**What needs to be done:** Across the following data, how many lines include the string "before"? Reply with the number and nothing more.

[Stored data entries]
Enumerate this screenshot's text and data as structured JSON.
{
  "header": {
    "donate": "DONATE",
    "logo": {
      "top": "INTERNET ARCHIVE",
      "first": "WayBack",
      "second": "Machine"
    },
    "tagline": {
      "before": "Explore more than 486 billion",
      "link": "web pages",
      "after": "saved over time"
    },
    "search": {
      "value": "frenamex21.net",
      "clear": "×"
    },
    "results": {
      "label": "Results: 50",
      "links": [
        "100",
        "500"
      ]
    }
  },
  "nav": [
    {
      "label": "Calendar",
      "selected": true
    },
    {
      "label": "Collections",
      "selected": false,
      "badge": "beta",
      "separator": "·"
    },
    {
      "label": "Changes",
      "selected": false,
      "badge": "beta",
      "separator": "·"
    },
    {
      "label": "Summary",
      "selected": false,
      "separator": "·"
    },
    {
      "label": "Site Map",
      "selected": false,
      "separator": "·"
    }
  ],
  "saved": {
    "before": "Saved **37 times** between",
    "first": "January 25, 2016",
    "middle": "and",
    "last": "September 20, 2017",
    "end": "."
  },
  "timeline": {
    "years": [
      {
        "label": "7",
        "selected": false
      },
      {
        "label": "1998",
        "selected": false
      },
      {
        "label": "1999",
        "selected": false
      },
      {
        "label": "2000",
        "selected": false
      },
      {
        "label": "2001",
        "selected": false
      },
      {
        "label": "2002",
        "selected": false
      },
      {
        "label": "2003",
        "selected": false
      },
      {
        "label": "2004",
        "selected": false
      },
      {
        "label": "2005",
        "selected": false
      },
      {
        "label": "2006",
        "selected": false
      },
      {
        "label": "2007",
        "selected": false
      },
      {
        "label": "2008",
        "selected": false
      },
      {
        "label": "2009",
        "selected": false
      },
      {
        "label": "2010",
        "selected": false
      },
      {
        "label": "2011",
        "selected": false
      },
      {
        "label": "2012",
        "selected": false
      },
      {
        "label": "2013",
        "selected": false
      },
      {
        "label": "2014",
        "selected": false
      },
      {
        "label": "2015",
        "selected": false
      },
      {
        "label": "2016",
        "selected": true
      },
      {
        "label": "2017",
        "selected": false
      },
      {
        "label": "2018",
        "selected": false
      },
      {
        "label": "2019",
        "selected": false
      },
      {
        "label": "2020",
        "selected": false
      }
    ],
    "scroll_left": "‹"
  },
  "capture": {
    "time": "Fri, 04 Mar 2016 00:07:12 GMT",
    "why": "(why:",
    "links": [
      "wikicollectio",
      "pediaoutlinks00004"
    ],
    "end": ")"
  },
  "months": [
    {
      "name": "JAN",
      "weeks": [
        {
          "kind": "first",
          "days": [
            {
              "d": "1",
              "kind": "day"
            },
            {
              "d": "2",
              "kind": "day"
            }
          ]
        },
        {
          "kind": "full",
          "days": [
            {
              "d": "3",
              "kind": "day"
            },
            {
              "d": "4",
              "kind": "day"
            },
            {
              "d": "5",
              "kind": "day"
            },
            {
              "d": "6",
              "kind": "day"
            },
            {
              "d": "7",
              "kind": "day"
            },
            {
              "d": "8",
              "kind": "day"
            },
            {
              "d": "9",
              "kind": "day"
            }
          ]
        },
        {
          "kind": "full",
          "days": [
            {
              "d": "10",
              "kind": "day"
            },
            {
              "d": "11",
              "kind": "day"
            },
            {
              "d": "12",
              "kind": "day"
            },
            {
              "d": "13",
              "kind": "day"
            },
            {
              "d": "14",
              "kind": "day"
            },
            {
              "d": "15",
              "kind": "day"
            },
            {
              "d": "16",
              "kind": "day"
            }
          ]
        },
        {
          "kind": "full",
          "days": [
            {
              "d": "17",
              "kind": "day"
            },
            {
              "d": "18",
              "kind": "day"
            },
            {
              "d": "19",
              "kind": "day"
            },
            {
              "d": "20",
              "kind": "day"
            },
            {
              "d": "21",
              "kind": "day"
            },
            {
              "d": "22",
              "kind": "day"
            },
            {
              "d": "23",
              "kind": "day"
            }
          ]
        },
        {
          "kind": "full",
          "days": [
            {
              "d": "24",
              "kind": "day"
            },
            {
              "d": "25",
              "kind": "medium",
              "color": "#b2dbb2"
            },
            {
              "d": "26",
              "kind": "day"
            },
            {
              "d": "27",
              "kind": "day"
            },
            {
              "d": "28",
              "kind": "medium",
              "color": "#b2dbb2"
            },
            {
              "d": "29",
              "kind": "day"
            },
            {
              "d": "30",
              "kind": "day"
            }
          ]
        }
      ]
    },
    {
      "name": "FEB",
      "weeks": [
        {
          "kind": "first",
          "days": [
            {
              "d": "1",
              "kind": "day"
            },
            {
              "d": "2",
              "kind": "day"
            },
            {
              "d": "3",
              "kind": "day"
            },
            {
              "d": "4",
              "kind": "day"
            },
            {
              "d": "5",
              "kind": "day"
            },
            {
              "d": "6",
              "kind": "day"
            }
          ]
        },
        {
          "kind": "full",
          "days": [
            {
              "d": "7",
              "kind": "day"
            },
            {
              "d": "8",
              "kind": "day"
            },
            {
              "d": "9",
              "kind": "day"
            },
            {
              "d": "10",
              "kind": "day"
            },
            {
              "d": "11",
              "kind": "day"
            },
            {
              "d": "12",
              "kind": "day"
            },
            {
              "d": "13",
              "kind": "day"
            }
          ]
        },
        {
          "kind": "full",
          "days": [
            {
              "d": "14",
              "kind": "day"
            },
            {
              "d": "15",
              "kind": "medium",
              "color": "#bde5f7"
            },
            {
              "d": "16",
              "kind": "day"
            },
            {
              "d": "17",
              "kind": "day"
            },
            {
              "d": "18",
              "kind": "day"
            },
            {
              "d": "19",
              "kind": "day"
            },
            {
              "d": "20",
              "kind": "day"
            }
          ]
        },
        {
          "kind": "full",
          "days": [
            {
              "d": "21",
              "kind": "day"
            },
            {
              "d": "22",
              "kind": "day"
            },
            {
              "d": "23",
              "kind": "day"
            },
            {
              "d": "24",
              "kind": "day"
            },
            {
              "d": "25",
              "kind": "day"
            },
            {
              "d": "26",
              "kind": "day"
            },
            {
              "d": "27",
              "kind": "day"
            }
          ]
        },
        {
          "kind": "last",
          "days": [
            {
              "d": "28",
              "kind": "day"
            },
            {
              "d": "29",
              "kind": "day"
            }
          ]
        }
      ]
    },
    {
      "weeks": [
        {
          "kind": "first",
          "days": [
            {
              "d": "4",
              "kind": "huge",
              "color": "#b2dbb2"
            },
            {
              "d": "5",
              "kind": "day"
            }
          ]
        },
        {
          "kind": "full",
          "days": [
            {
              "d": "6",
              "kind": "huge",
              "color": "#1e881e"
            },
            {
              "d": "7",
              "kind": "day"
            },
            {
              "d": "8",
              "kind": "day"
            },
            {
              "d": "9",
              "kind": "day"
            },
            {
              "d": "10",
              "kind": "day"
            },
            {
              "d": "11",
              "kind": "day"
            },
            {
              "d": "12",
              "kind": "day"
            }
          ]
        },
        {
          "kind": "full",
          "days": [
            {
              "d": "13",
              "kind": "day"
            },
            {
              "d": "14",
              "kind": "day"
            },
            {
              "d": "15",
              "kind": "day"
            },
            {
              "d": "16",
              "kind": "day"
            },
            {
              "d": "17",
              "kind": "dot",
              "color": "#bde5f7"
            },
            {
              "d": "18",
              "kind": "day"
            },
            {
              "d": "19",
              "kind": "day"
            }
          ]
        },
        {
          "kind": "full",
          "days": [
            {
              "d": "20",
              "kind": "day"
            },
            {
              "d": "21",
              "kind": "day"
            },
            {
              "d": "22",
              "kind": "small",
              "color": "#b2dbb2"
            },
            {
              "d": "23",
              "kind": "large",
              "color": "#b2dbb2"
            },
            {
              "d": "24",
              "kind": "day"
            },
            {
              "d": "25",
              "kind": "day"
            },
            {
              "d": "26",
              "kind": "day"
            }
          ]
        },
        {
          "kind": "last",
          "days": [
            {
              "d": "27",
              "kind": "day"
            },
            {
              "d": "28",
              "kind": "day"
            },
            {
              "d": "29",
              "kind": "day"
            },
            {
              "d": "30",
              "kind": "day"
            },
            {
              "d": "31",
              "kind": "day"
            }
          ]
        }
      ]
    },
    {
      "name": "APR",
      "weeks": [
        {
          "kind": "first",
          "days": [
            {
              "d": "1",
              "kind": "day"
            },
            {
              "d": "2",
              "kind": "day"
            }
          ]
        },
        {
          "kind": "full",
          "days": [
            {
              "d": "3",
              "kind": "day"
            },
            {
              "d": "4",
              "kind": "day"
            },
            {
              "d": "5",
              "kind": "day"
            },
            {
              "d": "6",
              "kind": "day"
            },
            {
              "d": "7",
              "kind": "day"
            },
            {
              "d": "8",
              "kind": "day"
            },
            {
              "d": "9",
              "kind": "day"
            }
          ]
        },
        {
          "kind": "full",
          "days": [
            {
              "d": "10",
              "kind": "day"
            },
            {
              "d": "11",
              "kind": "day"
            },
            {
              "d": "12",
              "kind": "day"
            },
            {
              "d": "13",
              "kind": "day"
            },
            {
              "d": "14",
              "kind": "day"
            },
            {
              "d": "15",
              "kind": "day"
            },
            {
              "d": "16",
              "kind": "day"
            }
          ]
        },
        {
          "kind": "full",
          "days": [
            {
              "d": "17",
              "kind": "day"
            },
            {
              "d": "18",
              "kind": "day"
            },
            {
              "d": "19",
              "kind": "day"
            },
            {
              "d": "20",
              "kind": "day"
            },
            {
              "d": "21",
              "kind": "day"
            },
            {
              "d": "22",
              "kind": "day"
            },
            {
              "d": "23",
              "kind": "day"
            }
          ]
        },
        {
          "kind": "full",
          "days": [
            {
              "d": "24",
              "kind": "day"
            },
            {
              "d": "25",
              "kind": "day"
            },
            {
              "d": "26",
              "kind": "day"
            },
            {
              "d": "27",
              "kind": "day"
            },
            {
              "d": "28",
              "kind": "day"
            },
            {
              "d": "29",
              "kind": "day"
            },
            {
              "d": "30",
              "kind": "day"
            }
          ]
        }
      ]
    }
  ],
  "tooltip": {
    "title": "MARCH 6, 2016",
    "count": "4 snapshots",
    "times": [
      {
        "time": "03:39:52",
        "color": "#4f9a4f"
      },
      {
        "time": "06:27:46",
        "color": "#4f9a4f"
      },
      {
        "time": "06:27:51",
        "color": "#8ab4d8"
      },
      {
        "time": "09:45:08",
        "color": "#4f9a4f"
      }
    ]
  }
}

**Solved problem:** 2